- [Task goal]
Of all the lines in the records below, copy only those that contain the string "items".

Element data from apps and pages
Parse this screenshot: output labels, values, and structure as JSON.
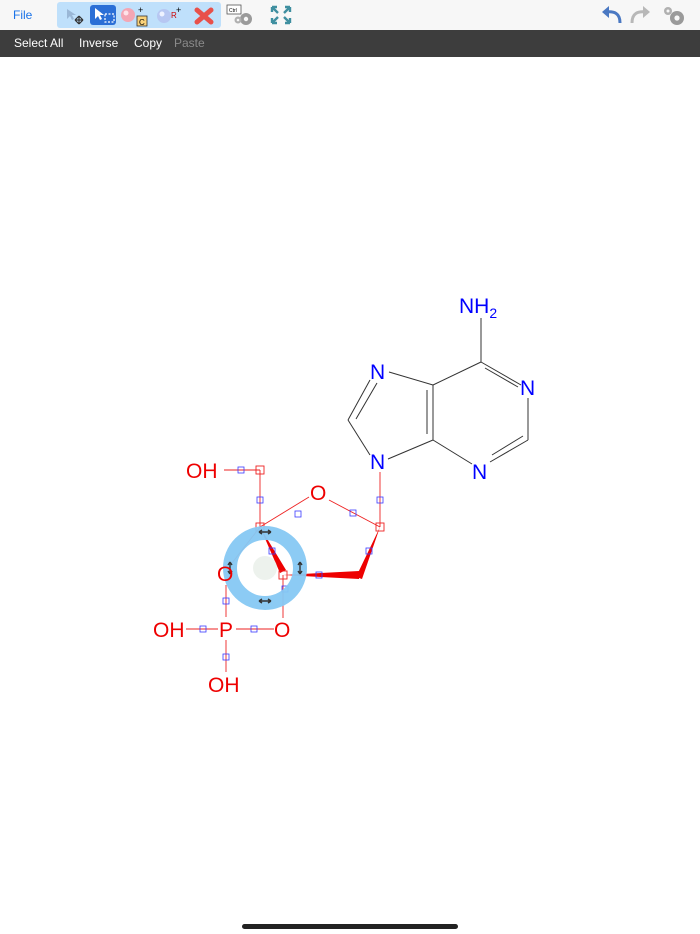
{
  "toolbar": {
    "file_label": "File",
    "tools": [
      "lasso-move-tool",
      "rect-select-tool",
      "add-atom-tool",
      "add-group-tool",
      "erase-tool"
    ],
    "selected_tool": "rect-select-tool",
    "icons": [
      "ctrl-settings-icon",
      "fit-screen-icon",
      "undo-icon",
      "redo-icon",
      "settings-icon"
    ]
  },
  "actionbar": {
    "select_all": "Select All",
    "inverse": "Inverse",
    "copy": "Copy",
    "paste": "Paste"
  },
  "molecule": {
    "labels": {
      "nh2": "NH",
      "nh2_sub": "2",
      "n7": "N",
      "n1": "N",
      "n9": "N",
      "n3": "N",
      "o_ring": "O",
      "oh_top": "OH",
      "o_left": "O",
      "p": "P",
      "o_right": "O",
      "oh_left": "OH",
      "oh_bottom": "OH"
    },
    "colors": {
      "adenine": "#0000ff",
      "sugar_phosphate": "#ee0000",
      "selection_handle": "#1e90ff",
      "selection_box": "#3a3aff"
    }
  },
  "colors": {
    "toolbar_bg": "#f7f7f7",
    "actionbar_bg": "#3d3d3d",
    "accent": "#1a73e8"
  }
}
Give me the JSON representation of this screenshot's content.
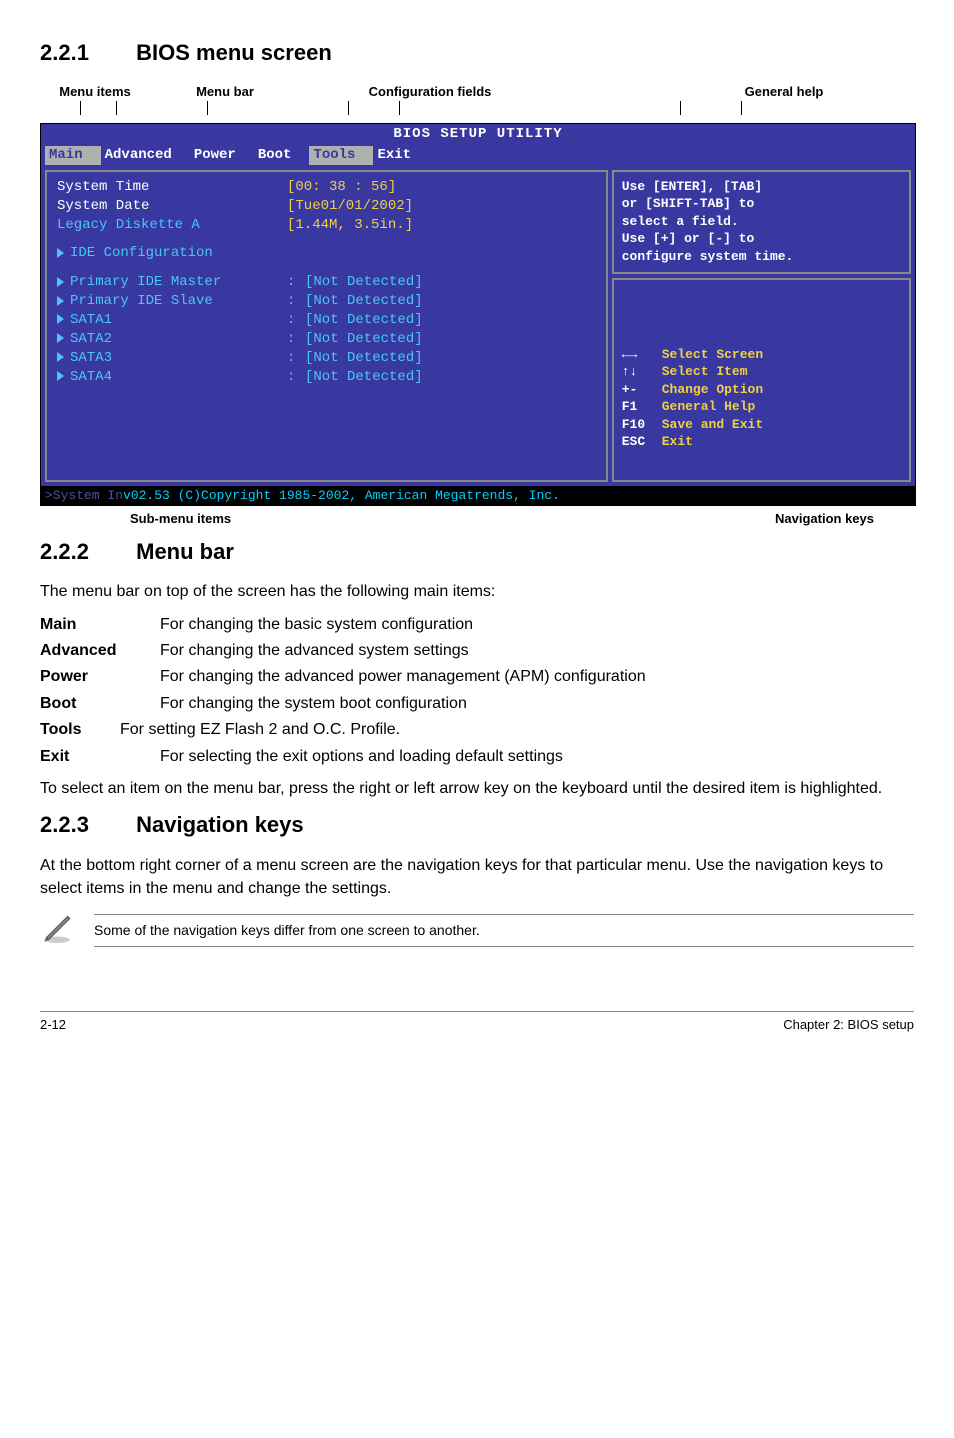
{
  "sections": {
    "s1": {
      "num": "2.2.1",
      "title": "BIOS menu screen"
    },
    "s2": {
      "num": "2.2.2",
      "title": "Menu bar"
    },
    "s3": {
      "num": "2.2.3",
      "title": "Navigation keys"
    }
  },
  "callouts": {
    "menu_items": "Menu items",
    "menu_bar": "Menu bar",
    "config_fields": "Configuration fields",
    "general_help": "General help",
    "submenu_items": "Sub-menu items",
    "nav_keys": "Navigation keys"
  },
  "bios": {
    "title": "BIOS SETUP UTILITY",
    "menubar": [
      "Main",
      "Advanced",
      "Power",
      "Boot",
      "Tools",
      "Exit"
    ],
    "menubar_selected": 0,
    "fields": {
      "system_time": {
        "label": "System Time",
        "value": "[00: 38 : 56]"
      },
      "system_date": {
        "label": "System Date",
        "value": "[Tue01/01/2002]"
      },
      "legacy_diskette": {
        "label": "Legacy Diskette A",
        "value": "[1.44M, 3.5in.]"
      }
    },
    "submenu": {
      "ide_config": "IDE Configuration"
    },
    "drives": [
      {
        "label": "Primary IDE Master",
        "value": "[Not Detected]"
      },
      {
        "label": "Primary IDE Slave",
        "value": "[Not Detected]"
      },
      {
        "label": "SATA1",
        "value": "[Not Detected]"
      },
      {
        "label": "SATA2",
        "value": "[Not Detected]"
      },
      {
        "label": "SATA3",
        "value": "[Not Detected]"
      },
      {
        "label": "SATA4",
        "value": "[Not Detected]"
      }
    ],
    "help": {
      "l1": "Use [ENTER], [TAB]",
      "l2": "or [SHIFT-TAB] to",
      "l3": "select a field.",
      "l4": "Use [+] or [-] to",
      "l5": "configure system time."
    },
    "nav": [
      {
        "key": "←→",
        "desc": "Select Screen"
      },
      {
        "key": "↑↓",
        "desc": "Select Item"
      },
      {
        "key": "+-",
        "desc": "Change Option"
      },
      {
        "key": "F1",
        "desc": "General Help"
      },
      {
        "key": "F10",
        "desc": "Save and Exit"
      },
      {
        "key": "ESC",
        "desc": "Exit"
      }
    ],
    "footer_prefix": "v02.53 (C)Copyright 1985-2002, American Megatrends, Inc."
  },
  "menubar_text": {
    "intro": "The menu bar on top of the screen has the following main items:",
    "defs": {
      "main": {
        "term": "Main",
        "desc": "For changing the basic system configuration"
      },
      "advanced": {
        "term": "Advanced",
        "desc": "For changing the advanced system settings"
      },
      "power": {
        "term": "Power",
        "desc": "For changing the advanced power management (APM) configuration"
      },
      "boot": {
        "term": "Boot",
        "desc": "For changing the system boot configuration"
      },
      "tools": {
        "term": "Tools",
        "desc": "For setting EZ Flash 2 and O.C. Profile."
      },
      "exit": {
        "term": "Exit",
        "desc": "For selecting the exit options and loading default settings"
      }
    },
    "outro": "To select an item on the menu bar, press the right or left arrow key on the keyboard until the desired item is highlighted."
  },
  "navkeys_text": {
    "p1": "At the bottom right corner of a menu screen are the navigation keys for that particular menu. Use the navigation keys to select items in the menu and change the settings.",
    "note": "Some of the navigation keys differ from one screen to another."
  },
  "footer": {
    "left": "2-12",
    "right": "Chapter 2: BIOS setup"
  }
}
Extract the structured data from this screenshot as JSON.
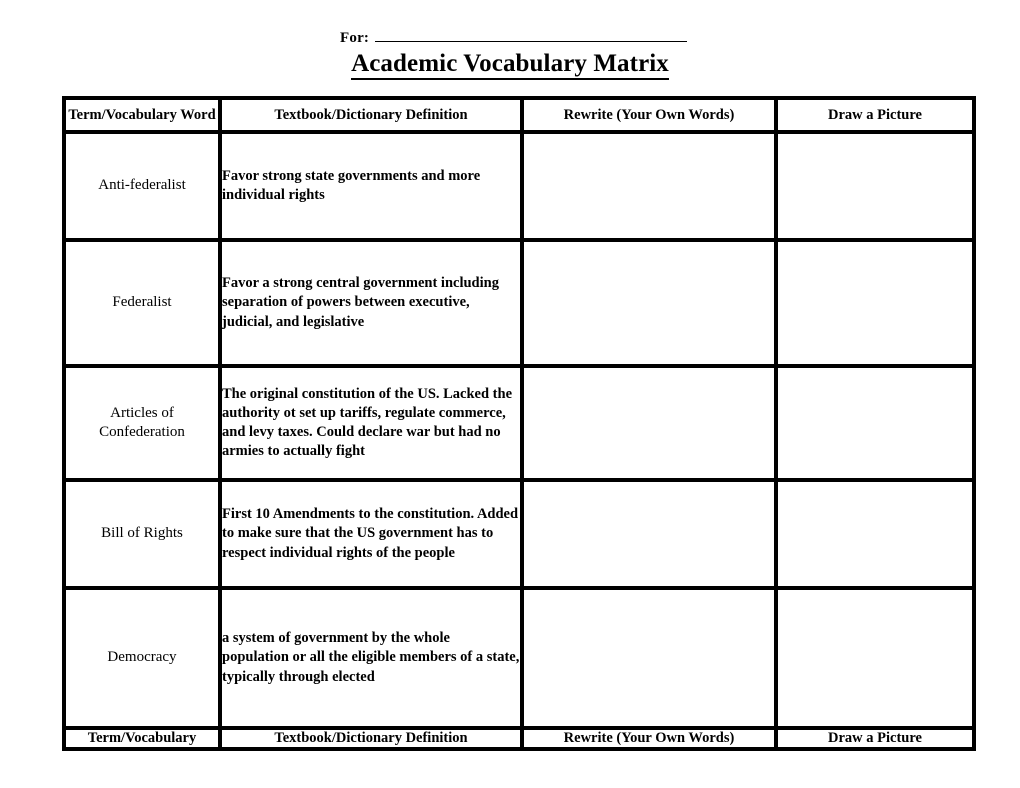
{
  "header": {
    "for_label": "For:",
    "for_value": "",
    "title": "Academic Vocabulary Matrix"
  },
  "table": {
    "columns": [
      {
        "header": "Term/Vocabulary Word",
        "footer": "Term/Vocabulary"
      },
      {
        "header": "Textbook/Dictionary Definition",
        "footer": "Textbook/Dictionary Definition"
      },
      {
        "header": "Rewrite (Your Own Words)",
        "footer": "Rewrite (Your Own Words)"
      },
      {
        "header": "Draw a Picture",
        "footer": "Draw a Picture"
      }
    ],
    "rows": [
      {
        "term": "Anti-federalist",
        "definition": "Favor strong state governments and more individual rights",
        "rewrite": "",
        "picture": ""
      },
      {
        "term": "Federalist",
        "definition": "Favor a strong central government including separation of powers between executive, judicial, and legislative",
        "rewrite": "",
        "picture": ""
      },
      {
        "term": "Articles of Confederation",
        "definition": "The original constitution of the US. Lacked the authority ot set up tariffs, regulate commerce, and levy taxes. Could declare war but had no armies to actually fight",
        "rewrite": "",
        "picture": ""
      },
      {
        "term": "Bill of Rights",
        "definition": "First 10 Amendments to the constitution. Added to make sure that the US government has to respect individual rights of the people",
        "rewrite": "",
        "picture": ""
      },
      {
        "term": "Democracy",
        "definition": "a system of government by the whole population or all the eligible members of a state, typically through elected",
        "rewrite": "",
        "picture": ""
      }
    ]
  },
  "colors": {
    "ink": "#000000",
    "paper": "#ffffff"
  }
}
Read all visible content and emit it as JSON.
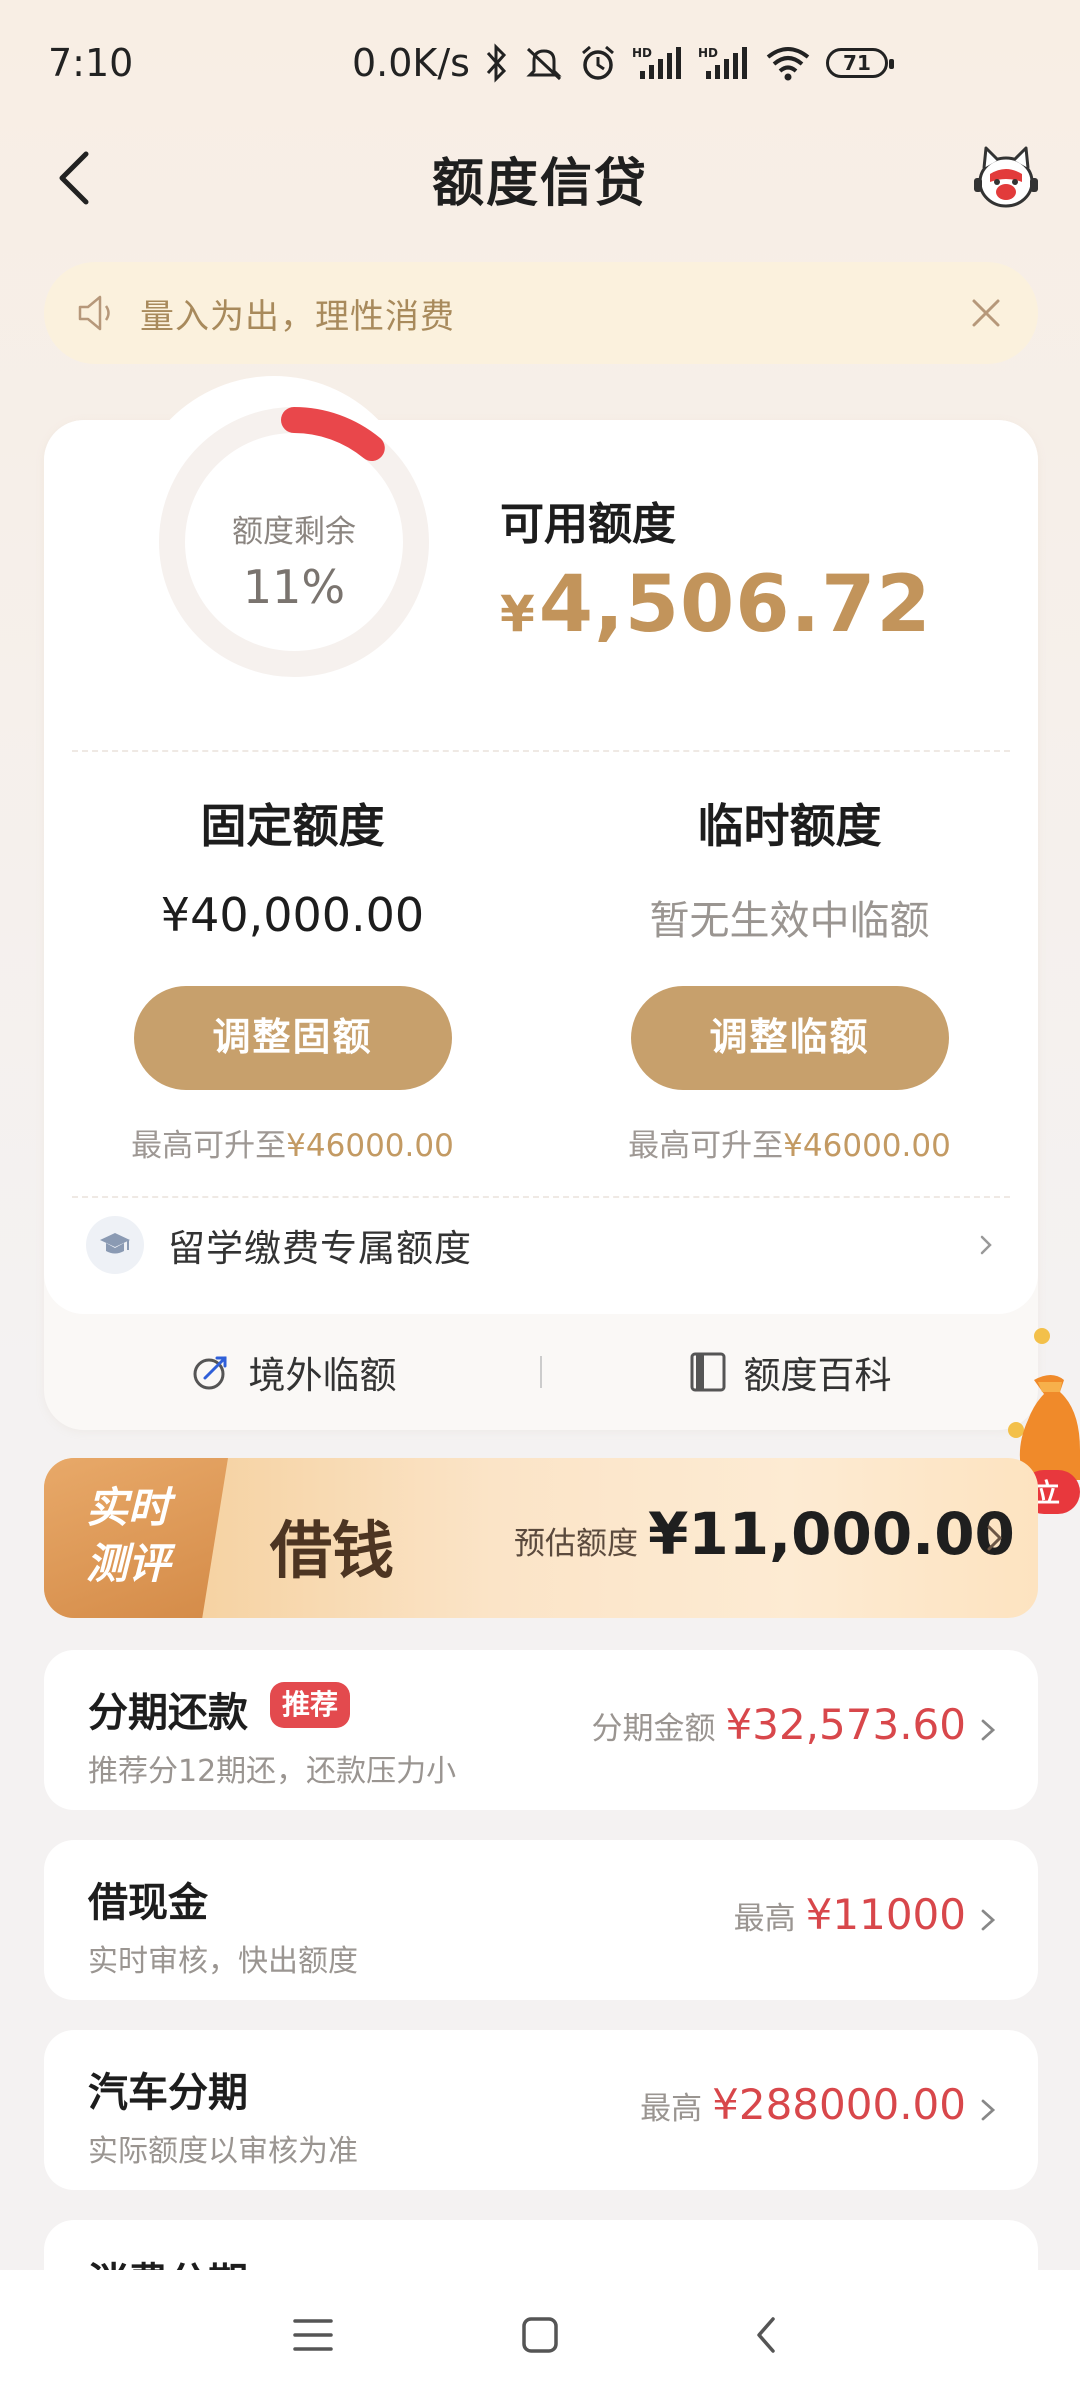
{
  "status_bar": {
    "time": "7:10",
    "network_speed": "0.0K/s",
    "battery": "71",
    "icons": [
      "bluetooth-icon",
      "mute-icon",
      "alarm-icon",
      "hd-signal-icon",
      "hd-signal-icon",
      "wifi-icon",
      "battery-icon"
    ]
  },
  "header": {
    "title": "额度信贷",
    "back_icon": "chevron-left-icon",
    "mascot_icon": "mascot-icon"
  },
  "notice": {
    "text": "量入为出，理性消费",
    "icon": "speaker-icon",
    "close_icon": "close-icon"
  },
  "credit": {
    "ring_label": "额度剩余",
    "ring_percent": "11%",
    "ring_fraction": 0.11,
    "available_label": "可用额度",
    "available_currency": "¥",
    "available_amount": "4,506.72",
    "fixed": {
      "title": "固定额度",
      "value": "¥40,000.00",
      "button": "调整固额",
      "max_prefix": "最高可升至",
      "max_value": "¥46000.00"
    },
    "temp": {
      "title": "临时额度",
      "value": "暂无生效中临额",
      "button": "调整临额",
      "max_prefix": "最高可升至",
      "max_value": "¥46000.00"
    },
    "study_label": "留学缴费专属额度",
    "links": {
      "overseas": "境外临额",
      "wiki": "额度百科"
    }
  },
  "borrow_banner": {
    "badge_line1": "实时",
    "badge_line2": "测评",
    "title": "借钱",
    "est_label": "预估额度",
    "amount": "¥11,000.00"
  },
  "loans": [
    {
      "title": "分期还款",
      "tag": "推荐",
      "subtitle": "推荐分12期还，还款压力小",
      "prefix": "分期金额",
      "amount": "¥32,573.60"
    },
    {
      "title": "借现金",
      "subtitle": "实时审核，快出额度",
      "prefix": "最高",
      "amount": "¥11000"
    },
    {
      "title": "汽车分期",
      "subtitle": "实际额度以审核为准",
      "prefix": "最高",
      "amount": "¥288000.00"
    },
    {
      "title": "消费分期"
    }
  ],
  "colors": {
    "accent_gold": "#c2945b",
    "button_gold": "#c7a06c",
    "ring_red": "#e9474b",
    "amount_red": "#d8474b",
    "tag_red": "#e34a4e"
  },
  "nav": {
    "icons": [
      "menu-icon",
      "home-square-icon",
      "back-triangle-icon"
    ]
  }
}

- [Answer for this exercise]
    "menu_items": "Menu items",
    "submenu_items": "Sub-menu items",
    "intro": "The menu bar on top of the screen has the following main items:",
    "p1": "At the bottom right corner of a menu screen are the navigation keys for that particular menu. Use the navigation keys to select items in the menu and change the settings.",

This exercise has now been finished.